WASP Requirements

Section A11 of the University Lab Safety Manual outlines the requirements of a Work Area Safety Plan.  Using the EHS-created WASP template ensures you address all requirements. Does your WASP address the following points? Download this checklist here.

  • All laboratory location(s) that are covered in the plan;
  • Responsible party / parties for the laboratory locations that are covered in the plan;
    • Emergency contact information for the responsible party for the laboratory locations, including the Department Safety Officer's contact information;
  • Storage locations of SDSs, University Chemical Hygiene Plan, and any other laboratory documents (e.g., SOPs);
  • Rules, policies and hygiene practices that are not less stringent than the University Laboratory Safety Manual;
  • Procedures to assess performance and operate chemical laboratory fume hoods and other protective equipment;
  • Identification of hazards and mitigation strategies in the laboratory, including:
    • Physical, electrical, chemical, biological and radiation hazards present
    • What physical and health hazards (including Permissible Exposure Limits, if applicable) are posed by hazards present
  • Control measures for reducing employee exposure to theseChemical fume hood hazards such as engineering controls, personal protective equipment (PPE), and hygiene practices;
  • The instances under which a laboratory activity requires knowledge or presence of an appropriate responder;
  • Provisions for medical consultation and medical examinations (i.e., include information on the Occupational Health Program (OHP);
  • Provisions for additional employee protection for work with particularly hazardous substances (e.g., select carcinogens, reproductive toxins, acutely toxic substances, etc.). The provisions must cover:
    • Establishment of a designated area;
    • Use of containment devices (e.g., fume hoods or glove boxes);
    • Procedures for safe removal of contaminated waste; and
    • Decontamination procedures;
    • These provisions may be addressed in a separate SOP (see Section A12 of the University Lab Safety Manual).
  • Waste disposal procedures for all waste streams (e.g., chemical, biological, glass, etc);
  • Clean-up procedures in case of a spill specified for all hazard classes present (e.g., acid, base, biological, radiological, etc.);
  • Guidance on what to do in case of emergency (e.g., fire, medical emergency, severe weather, etc.).

WASP Acknowledgement & Availability

  1. Is there an acknowledgement sheet that all individuals working in the laboratory have sign that states they have read and understood the plan and will follow what is outlined in the plan?
  2. Are current training records (i.e., printed training certificates) for all active laboratory personnel, including the PI / supervisor, accessible in the work area?
  3. Is the WASP readily available to anyone upon request?
  4. Is there a hard copy of the most recent WASP available in all lab locations?

WASP Review & Updates

  1. Has your WASP been reviewed in the past two years?
  2. Was your WASP updated when new hazards, operations or equipment prior to introduction in the work area?

Resources for WASP Development

  • Visit the Tools & Templates web page for WASP and SOP templates and other resources for plan construction. 
  • Many general safety SOPs applicable to most labs across campus have been written by EHS. These SOPs are available for download on the SOPs web page.
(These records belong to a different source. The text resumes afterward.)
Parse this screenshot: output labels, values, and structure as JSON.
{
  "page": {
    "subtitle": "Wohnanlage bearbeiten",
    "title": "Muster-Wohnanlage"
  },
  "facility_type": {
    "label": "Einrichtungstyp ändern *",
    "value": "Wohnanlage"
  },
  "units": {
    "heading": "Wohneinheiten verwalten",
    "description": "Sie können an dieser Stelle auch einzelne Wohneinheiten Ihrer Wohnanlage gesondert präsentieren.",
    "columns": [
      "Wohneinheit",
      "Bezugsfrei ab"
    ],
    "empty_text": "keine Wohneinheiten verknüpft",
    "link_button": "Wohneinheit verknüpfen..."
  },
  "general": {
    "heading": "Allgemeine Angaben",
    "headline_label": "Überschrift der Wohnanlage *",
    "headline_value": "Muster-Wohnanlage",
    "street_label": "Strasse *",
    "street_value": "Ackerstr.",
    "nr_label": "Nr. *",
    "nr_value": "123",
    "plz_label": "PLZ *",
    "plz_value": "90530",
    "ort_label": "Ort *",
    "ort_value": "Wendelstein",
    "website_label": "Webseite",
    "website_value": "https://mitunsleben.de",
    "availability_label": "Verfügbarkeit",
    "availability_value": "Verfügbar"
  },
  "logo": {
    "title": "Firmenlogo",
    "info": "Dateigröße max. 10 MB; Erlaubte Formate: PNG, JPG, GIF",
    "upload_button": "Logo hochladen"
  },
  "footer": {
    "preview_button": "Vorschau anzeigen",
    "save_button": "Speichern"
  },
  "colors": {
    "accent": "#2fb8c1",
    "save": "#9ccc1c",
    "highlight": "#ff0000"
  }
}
Word document versions of the SOPs can also be requested to allow laboratories to tailor them to their individual work areas.
  • A list of Useful Links has also been compiled that can help in plan construction. University safety policies are largely based on federal, state, and local regulations and other guidance documents included on this list.
  • Let us help you! Send your WASP to EHS for review.
    • Occupational area (e.g., custodial, Physical Plant, machine shop and studio operations) WASPs can be sent to the Occupational Safety Section in EHS at safety@ttu.edu for review.
    • WASPs for academic activities including research and teaching spaces can be sent to the Lab Safety Section at ehs.lab.safety@ttu.edu for review.